Though notable changes in American voting methodology have taken center stage during this election season, the notion of mail-in voting is no novel one. Rather, it is actually rooted in a long history that dates all the way back to the Civil War.
Jonathan White, an associate professor of American Studies at Christopher Newport University, said Republicans believed a series of Democratic victories in the 1862 state and congressional elections were caused by fewer voting opportunities for Republican soldiers, who were more likely to be deployed away from home.
From this point forward, Republicans – mostly Union soldiers – began pushing to enfranchise soldiers away from home while Democrats generally opposed this, White said.
During the 1864 election, about 150,000 Union soldiers were able to cast their vote all the way from the battlefields for either George McClellan or Abraham Lincoln, according to NBC News. This marked the first large-scale extension of voting rights to those who wished to vote from remote locations.

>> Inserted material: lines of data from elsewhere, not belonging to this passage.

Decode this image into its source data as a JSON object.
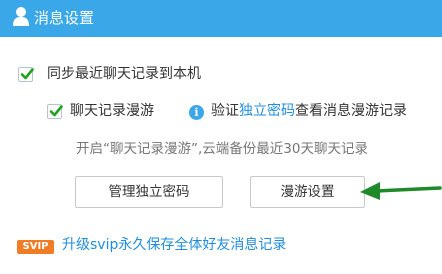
{
  "header": {
    "title": "消息设置",
    "icon": "user-icon",
    "color": "#3aa8e8"
  },
  "sync": {
    "label": "同步最近聊天记录到本机",
    "checked": true
  },
  "roaming": {
    "label": "聊天记录漫游",
    "checked": true,
    "info_prefix": "验证",
    "info_link": "独立密码",
    "info_suffix": "查看消息漫游记录",
    "description": "开启“聊天记录漫游”,云端备份最近30天聊天记录"
  },
  "buttons": {
    "manage_password": "管理独立密码",
    "roaming_settings": "漫游设置"
  },
  "svip": {
    "badge": "SVIP",
    "link": "升级svip永久保存全体好友消息记录"
  },
  "colors": {
    "link": "#1e8ee0",
    "check": "#1fa31f",
    "arrow": "#1f8a2a",
    "badge": "#f07d25"
  }
}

White said 19 northern states had adopted either laws or constitutional amendments that enfranchised soldiers by 1864. Specifically, 15 states had soldiers set up polls in the field, and four had soldiers mail their ballots home.

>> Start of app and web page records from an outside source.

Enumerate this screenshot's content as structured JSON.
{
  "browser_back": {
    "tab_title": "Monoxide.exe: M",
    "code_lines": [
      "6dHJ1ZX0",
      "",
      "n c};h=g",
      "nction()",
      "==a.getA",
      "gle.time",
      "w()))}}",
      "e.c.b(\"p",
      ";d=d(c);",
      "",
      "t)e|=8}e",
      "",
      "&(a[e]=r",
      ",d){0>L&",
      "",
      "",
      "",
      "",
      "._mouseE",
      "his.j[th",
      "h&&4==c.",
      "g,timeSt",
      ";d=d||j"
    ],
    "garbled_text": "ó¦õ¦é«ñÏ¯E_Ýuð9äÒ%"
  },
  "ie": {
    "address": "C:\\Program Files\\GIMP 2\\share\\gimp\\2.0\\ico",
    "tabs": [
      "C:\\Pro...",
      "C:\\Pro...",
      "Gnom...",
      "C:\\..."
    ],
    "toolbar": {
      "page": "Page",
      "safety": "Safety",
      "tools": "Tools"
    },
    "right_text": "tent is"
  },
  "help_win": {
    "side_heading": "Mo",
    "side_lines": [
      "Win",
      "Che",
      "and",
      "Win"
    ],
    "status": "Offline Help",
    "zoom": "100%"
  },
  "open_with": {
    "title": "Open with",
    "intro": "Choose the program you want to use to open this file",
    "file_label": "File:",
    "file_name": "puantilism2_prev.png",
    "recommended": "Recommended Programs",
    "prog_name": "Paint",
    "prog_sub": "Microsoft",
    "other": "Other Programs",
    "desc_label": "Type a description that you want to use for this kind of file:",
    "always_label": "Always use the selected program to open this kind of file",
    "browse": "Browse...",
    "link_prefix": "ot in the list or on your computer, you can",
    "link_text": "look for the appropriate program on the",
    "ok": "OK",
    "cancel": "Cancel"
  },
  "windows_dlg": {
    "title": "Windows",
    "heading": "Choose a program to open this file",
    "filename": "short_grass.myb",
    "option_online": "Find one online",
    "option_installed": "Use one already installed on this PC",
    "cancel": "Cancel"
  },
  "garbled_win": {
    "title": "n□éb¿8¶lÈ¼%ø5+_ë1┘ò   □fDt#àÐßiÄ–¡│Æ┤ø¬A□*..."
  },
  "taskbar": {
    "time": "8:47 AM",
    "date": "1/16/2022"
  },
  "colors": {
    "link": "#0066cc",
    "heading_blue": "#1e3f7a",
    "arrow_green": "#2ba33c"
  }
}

However, the broadening right to mail-in voting came with an onslaught of controversy and partisan debate surrounding the legitimacy of the system.
According to National Geographic, these efforts to expand voting struck fear in Democrats who believed there could be manipulation by Republican military leadership that would favor the Republican candidate in the election.
In fact, White said there was evidence of coercion or intimidation of Democratic soldiers by Republican officers, which left the Democrats in their regiment or company feeling like they were unable to engage in political discourse, lest they be punished for their political perspectives.
During World War I, mail-in voting was further expanded to accommodate larger groups of people, like railroad workers, who were contributing to the war effort for long periods of time away from home, according to NBC News. All states eventually administered remote voting opportunities for their soldiers by World War II, contributing to a total number of 3.2 million absentee ballots counted in the 1944 election.
Today, the heated debates of centuries past have proven their ability to translate across time and persist even in the most modern contexts.
As November nears, President Donald Trump persists in his monthslong campaign against the expansion of mail-in voting, claiming that the expansion would lead to widespread manipulation and unfair partisan advantages.
Dan Thompson, an assistant professor of political science, said there is a running assumption that mail voting provides an advantage to Democrats over Republicans. Thompson, however, said this claim lacks sufficient evidence.
“It turns out that in reality, expansions in voting by mail in the past have not been associated with meaningful changes in the partisan compositions of the electorate,” Thompson said.
Additionally, a Washington Post study found that in the 2016 and 2018 elections, only 0.0025% of votes were assessed to be possibly fraudulent.
Sonni Waknin, the managing law fellow at the UCLA Voting Rights Project, described these potential cases of fraud as ones primarily characterized by human error rather than a broader scheme.
These partisan arguments about the credibility of mail-in voting are hardly different from ones dating earlier in our history. In particular, America’s history with mail-in voting can serve as a testament to the method’s viability.
For instance, Oregon voters have voted exclusively by mail since 1998 and have developed an elaborate system of early ballots, ballot secrecy envelopes and processes that protect against identity discrepancies, according to The Conversation. Some may say that Oregon’s advances provide a rough model of what widespread vote-by-mail could look like.
However, it is important to also consider the great changes that have come about over time and how current elections should be administered in a way that accounts for these variations, Thompson said.
For instance, general confidence in the government and the voting system has diminished over the years – we don’t even have that confidence in the U.S. Postal Service anymore, Waknin said.
According to the U.S. Election Assistance Commission, approximately 24% of votes cast pre-election in 2016 were cast through mailed-in absentee ballots. In the 2020 election, almost three-quarters of all American voters will be granted eligibility to obtain a ballot and vote by mail.
With this, we grapple with another critical inquiry – one about our current infrastructure’s readiness to handle this influx.
“I don’t think it will happen overnight, but I do think that there are a lot of lessons to be learned during the pandemic on how to administer better elections,” Waknin said. “And I think that’s a positive conversation to have.”